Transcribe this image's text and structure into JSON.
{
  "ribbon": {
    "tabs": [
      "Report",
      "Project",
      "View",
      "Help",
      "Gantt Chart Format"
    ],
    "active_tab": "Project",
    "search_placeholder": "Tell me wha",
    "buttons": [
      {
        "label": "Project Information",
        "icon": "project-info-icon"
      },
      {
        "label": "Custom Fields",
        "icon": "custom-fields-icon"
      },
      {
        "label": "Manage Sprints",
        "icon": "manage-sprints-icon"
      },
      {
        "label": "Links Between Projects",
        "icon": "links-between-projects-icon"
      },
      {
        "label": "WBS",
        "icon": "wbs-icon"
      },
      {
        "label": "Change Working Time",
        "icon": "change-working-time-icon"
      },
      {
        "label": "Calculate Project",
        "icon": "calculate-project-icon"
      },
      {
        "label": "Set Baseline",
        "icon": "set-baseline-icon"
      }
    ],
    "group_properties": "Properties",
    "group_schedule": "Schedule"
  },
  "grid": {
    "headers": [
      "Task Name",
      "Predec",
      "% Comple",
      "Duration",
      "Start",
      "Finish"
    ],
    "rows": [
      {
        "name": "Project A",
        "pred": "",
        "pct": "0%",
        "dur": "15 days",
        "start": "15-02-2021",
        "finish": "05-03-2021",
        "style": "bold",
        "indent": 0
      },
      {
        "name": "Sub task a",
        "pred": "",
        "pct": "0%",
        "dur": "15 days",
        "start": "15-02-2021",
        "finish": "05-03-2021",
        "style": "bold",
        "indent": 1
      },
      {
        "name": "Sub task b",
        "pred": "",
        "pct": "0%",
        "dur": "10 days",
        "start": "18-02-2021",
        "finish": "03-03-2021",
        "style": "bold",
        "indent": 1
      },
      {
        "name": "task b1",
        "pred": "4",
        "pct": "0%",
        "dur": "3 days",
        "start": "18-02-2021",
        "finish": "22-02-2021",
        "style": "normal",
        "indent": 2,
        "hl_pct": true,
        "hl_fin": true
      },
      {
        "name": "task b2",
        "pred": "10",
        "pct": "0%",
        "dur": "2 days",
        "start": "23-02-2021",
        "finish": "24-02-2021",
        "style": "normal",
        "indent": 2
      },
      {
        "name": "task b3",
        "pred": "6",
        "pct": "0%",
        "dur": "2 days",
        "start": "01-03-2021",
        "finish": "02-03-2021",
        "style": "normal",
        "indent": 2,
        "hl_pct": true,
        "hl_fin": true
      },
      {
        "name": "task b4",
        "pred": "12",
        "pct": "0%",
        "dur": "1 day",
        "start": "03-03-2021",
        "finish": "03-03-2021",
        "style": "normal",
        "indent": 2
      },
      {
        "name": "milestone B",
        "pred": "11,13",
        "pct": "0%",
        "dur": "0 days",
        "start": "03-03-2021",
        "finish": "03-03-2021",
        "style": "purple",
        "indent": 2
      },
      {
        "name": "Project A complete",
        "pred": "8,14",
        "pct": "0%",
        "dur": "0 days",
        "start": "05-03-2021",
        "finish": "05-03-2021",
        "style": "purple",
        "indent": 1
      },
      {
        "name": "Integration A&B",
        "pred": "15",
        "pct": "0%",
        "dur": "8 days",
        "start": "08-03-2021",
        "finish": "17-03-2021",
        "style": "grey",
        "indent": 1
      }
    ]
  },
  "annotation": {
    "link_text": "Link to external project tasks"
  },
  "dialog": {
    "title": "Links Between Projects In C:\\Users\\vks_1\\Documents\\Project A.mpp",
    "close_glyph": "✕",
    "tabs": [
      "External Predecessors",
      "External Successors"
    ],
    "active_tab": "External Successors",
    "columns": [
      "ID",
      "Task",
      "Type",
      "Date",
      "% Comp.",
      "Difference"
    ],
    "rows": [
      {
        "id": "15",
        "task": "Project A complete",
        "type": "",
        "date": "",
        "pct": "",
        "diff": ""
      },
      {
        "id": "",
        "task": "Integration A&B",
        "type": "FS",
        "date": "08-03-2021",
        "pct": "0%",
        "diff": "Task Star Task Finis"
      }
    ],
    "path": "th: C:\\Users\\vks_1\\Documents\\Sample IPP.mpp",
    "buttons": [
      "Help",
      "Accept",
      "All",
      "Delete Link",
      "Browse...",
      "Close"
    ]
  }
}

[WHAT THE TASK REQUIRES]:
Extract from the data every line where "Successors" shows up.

[EXERCISE OUTPUT]:
      "External Successors"
    "active_tab": "External Successors",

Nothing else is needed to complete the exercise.